*** Opening of Data to examine ***
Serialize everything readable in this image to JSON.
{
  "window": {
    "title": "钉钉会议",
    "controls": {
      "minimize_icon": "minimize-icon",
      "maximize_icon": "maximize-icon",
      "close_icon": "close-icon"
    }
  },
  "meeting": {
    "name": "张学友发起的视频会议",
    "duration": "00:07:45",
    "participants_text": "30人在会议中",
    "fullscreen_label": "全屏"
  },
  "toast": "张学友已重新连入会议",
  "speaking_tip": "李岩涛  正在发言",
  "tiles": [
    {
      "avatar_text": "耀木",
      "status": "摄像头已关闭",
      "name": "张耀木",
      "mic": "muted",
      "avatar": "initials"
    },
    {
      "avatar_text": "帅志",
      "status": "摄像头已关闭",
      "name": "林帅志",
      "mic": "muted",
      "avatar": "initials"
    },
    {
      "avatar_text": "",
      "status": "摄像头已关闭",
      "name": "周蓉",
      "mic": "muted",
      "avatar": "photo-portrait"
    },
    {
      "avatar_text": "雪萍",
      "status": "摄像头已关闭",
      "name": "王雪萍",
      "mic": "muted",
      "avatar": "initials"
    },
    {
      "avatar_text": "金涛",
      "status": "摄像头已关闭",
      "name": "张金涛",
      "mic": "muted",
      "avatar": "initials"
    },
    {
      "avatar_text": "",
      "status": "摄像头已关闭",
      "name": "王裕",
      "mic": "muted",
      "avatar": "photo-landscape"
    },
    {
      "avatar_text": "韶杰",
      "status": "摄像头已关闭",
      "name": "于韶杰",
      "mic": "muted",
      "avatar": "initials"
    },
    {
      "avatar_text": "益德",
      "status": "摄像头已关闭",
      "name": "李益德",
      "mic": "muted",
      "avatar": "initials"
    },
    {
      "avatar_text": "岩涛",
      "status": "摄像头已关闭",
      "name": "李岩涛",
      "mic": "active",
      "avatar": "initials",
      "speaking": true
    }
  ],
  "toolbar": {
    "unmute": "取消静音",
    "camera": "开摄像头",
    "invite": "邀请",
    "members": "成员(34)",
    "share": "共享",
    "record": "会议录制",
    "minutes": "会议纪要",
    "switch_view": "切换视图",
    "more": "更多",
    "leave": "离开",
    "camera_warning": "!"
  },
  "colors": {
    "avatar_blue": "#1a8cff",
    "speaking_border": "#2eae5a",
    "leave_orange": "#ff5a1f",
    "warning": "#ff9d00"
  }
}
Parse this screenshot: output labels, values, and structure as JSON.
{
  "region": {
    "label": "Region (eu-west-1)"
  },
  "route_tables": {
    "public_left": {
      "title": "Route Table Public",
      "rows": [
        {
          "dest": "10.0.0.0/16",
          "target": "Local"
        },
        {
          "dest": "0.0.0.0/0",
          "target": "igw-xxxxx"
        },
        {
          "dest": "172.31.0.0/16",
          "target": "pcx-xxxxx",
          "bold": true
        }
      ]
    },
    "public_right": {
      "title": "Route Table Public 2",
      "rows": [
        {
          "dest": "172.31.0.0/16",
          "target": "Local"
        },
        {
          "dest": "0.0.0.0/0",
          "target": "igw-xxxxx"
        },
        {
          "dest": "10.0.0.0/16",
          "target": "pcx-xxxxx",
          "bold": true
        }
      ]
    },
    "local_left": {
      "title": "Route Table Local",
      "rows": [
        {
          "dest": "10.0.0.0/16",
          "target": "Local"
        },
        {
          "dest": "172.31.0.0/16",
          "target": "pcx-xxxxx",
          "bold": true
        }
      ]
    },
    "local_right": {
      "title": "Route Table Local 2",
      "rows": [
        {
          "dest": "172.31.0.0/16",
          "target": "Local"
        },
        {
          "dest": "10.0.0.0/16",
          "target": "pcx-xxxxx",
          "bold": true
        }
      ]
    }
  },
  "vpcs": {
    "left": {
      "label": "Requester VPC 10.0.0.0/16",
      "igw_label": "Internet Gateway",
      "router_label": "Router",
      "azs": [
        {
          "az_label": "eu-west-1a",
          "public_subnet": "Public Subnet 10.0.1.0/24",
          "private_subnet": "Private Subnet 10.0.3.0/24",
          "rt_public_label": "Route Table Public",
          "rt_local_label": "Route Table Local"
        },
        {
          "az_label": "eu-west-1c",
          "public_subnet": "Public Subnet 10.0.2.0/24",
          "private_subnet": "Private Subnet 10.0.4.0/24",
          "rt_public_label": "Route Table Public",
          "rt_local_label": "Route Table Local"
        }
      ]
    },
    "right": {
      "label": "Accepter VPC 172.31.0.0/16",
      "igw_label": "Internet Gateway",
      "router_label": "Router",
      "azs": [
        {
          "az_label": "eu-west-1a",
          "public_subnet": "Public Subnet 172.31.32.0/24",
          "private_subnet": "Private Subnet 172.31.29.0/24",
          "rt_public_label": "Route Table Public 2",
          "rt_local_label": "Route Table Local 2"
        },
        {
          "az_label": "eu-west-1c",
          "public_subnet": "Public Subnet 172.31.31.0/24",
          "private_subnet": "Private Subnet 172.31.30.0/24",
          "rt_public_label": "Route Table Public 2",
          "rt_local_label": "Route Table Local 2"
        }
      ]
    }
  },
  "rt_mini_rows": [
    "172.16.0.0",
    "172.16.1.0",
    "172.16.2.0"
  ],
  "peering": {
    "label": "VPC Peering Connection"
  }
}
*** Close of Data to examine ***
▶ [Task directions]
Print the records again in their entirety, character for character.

▶ [Written response]
Serialize everything readable in this image to JSON.
{
  "window": {
    "title": "钉钉会议",
    "controls": {
      "minimize_icon": "minimize-icon",
      "maximize_icon": "maximize-icon",
      "close_icon": "close-icon"
    }
  },
  "meeting": {
    "name": "张学友发起的视频会议",
    "duration": "00:07:45",
    "participants_text": "30人在会议中",
    "fullscreen_label": "全屏"
  },
  "toast": "张学友已重新连入会议",
  "speaking_tip": "李岩涛  正在发言",
  "tiles": [
    {
      "avatar_text": "耀木",
      "status": "摄像头已关闭",
      "name": "张耀木",
      "mic": "muted",
      "avatar": "initials"
    },
    {
      "avatar_text": "帅志",
      "status": "摄像头已关闭",
      "name": "林帅志",
      "mic": "muted",
      "avatar": "initials"
    },
    {
      "avatar_text": "",
      "status": "摄像头已关闭",
      "name": "周蓉",
      "mic": "muted",
      "avatar": "photo-portrait"
    },
    {
      "avatar_text": "雪萍",
      "status": "摄像头已关闭",
      "name": "王雪萍",
      "mic": "muted",
      "avatar": "initials"
    },
    {
      "avatar_text": "金涛",
      "status": "摄像头已关闭",
      "name": "张金涛",
      "mic": "muted",
      "avatar": "initials"
    },
    {
      "avatar_text": "",
      "status": "摄像头已关闭",
      "name": "王裕",
      "mic": "muted",
      "avatar": "photo-landscape"
    },
    {
      "avatar_text": "韶杰",
      "status": "摄像头已关闭",
      "name": "于韶杰",
      "mic": "muted",
      "avatar": "initials"
    },
    {
      "avatar_text": "益德",
      "status": "摄像头已关闭",
      "name": "李益德",
      "mic": "muted",
      "avatar": "initials"
    },
    {
      "avatar_text": "岩涛",
      "status": "摄像头已关闭",
      "name": "李岩涛",
      "mic": "active",
      "avatar": "initials",
      "speaking": true
    }
  ],
  "toolbar": {
    "unmute": "取消静音",
    "camera": "开摄像头",
    "invite": "邀请",
    "members": "成员(34)",
    "share": "共享",
    "record": "会议录制",
    "minutes": "会议纪要",
    "switch_view": "切换视图",
    "more": "更多",
    "leave": "离开",
    "camera_warning": "!"
  },
  "colors": {
    "avatar_blue": "#1a8cff",
    "speaking_border": "#2eae5a",
    "leave_orange": "#ff5a1f",
    "warning": "#ff9d00"
  }
}
Parse this screenshot: output labels, values, and structure as JSON.
{
  "region": {
    "label": "Region (eu-west-1)"
  },
  "route_tables": {
    "public_left": {
      "title": "Route Table Public",
      "rows": [
        {
          "dest": "10.0.0.0/16",
          "target": "Local"
        },
        {
          "dest": "0.0.0.0/0",
          "target": "igw-xxxxx"
        },
        {
          "dest": "172.31.0.0/16",
          "target": "pcx-xxxxx",
          "bold": true
        }
      ]
    },
    "public_right": {
      "title": "Route Table Public 2",
      "rows": [
        {
          "dest": "172.31.0.0/16",
          "target": "Local"
        },
        {
          "dest": "0.0.0.0/0",
          "target": "igw-xxxxx"
        },
        {
          "dest": "10.0.0.0/16",
          "target": "pcx-xxxxx",
          "bold": true
        }
      ]
    },
    "local_left": {
      "title": "Route Table Local",
      "rows": [
        {
          "dest": "10.0.0.0/16",
          "target": "Local"
        },
        {
          "dest": "172.31.0.0/16",
          "target": "pcx-xxxxx",
          "bold": true
        }
      ]
    },
    "local_right": {
      "title": "Route Table Local 2",
      "rows": [
        {
          "dest": "172.31.0.0/16",
          "target": "Local"
        },
        {
          "dest": "10.0.0.0/16",
          "target": "pcx-xxxxx",
          "bold": true
        }
      ]
    }
  },
  "vpcs": {
    "left": {
      "label": "Requester VPC 10.0.0.0/16",
      "igw_label": "Internet Gateway",
      "router_label": "Router",
      "azs": [
        {
          "az_label": "eu-west-1a",
          "public_subnet": "Public Subnet 10.0.1.0/24",
          "private_subnet": "Private Subnet 10.0.3.0/24",
          "rt_public_label": "Route Table Public",
          "rt_local_label": "Route Table Local"
        },
        {
          "az_label": "eu-west-1c",
          "public_subnet": "Public Subnet 10.0.2.0/24",
          "private_subnet": "Private Subnet 10.0.4.0/24",
          "rt_public_label": "Route Table Public",
          "rt_local_label": "Route Table Local"
        }
      ]
    },
    "right": {
      "label": "Accepter VPC 172.31.0.0/16",
      "igw_label": "Internet Gateway",
      "router_label": "Router",
      "azs": [
        {
          "az_label": "eu-west-1a",
          "public_subnet": "Public Subnet 172.31.32.0/24",
          "private_subnet": "Private Subnet 172.31.29.0/24",
          "rt_public_label": "Route Table Public 2",
          "rt_local_label": "Route Table Local 2"
        },
        {
          "az_label": "eu-west-1c",
          "public_subnet": "Public Subnet 172.31.31.0/24",
          "private_subnet": "Private Subnet 172.31.30.0/24",
          "rt_public_label": "Route Table Public 2",
          "rt_local_label": "Route Table Local 2"
        }
      ]
    }
  },
  "rt_mini_rows": [
    "172.16.0.0",
    "172.16.1.0",
    "172.16.2.0"
  ],
  "peering": {
    "label": "VPC Peering Connection"
  }
}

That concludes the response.